Fran Shor
Demonizing the Green Party Vote
Rev. William Alberts
Trump’s Road Rage to the White House
Luke O'Brien
Because We Couldn’t Have Sanders, You’ll Get Trump
Michael J. Sainato
How the Payday Loan Industry is Obstructing Reform
Robert Fantina
You Can’t Have War Without Racism
Gregory Barrett
Bad Theater at the United Nations (Starring Kerry, Power, and Obama
James A Haught
The Long, Long Journey to Female Equality
Thomas Knapp
US Military Aid: Thai-ed to Torture
Jack Smith
Must They be Enemies?

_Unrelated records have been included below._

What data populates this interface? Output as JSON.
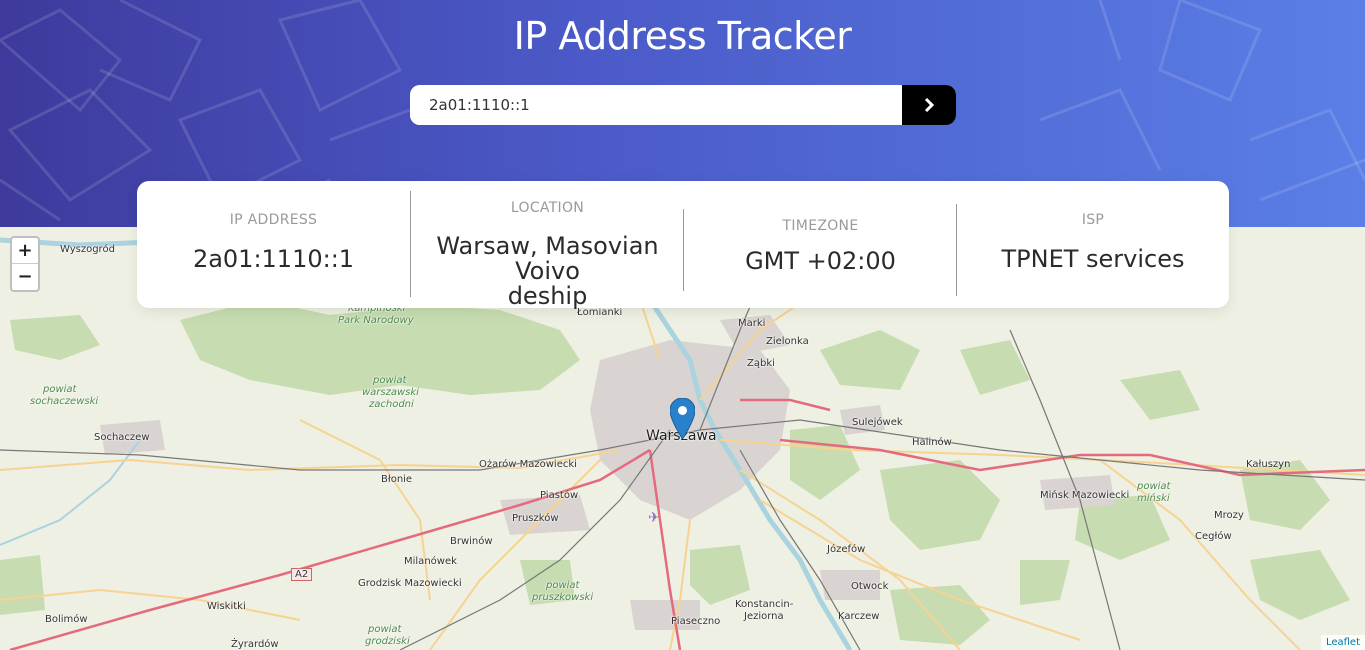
{
  "header": {
    "title": "IP Address Tracker",
    "search": {
      "value": "2a01:1110::1"
    }
  },
  "info": {
    "ip": {
      "label": "IP Address",
      "value": "2a01:1110::1"
    },
    "location": {
      "label": "Location",
      "value_line1": "Warsaw, Masovian Voivo",
      "value_line2": "deship"
    },
    "timezone": {
      "label": "Timezone",
      "value": "GMT +02:00"
    },
    "isp": {
      "label": "ISP",
      "value": "TPNET services"
    }
  },
  "map": {
    "zoom_in": "+",
    "zoom_out": "−",
    "attribution": "Leaflet",
    "places": {
      "wyszogrod": "Wyszogród",
      "lomianki": "Łomianki",
      "kampinoski1": "Kampinoski",
      "kampinoski2": "Park Narodowy",
      "marki": "Marki",
      "zielonka": "Zielonka",
      "zabki": "Ząbki",
      "pow_soch1": "powiat",
      "pow_soch2": "sochaczewski",
      "pow_wz1": "powiat",
      "pow_wz2": "warszawski",
      "pow_wz3": "zachodni",
      "sochaczew": "Sochaczew",
      "warszawa": "Warszawa",
      "sulejowek": "Sulejówek",
      "halinow": "Halinów",
      "kaluszyn": "Kałuszyn",
      "ozarow": "Ożarów Mazowiecki",
      "blonie": "Błonie",
      "piastow": "Piastów",
      "minsk": "Mińsk Mazowiecki",
      "pow_minski1": "powiat",
      "pow_minski2": "miński",
      "mrozy": "Mrozy",
      "pruszkow": "Pruszków",
      "brwinow": "Brwinów",
      "jozefow": "Józefów",
      "ceglow": "Cegłów",
      "a2": "A2",
      "milanowek": "Milanówek",
      "grodzisk": "Grodzisk Mazowiecki",
      "pow_prusz1": "powiat",
      "pow_prusz2": "pruszkowski",
      "otwock": "Otwock",
      "wiskitki": "Wiskitki",
      "konstancin1": "Konstancin-",
      "konstancin2": "Jeziorna",
      "karczew": "Karczew",
      "bolimow": "Bolimów",
      "piaseczno": "Piaseczno",
      "pow_grodz1": "powiat",
      "pow_grodz2": "grodziski",
      "zyrardow": "Żyrardów"
    }
  },
  "colors": {
    "header_start": "#3e3a9c",
    "header_end": "#5a7fe6",
    "button": "#000000",
    "marker": "#2a81cb",
    "motorway": "#e46b7d",
    "primary_road": "#f2b45f"
  },
  "icons": {
    "search_button": "chevron-right-icon",
    "marker": "map-marker-icon"
  }
}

Russia, Putin and the US
Gilbert Mercier
Clinton vs Trump: Lesser of Two Evils or the Devil You Know
Tom H. Hastings
Manifesting the Worst Old Norms
George Ella Lyon
This Just in From Rancho Politico
September 28, 2016
Eric Draitser
Stop Trump! Stop Clinton!! Stop the Madness (and Let Me Get Off)!
Ted Rall
The Thrilla at Hofstra: How Trump Won the Debate
Robert Fisk
Cliché and Banality at the Debates: Trump and Clinton on the Middle East
Patrick Cockburn
Cracks in the Kingdom: Saudi Arabia Rocked by Financial Strains
Lowell Flanders
Donald Trump, Islamophobia and Immigrants
Shane Burley
Defining the Alt Right and the New American Fascism
Jan Oberg
Ukraine as the Border of NATO Expansion
Ramzy Baroud
Ban Ki-Moon’s Legacy in Palestine: Failure in Words and Deeds
Gareth Porter
How We Could End the Permanent War State
Sam Husseini
Debate Night’s Biggest Lie Was Told by Lester Holt
Laura Carlsen
Ayotzinapa’s Message to the World: Organize!
Binoy Kampmark
The Triumph of Momentum: Re-Electing Jeremy Corbyn
David Macaray
When the Saints Go Marching In
Seth Oelbaum
All Black Lives Will Never Matter for Clinton and Trump
Adam Parsons
Standing in Solidarity for a Humanity Without Borders
Cesar Chelala
The Trump Bubble
September 27, 2016
Louisa Willcox
The Tribal Fight for Nature: From the Grizzly to the Black Snake of the Dakota Pipeline
Paul Street
The Roots are in the System: Charlotte and Beyond
Jeffrey St. Clair
Idiot Winds at Hofstra: Notes on the Not-So-Great Debate
Mark Harris
Clinton, Trump, and the Death of Idealism
Mike Whitney
Putin Ups the Ante: Ceasefire Sabotage Triggers Major Offensive in Aleppo
Anthony DiMaggio
The Debates as Democratic Façade: Voter “Rationality” in American Elections
Binoy Kampmark
Punishing the Punished: the Torments of Chelsea Manning
Paul Buhle
Why “Snowden” is Important (or How Kafka Foresaw the Juggernaut State)
Jack Rasmus
Hillary’s Ghosts
Brian Cloughley
Billions Down the Afghan Drain
Lawrence Davidson
True Believers and the U.S. Election
Matt Peppe
Taking a Knee: Resisting Enforced Patriotism
FacebookTwitterGoogle+RedditEmail
[i]
[i]
[i]
[i]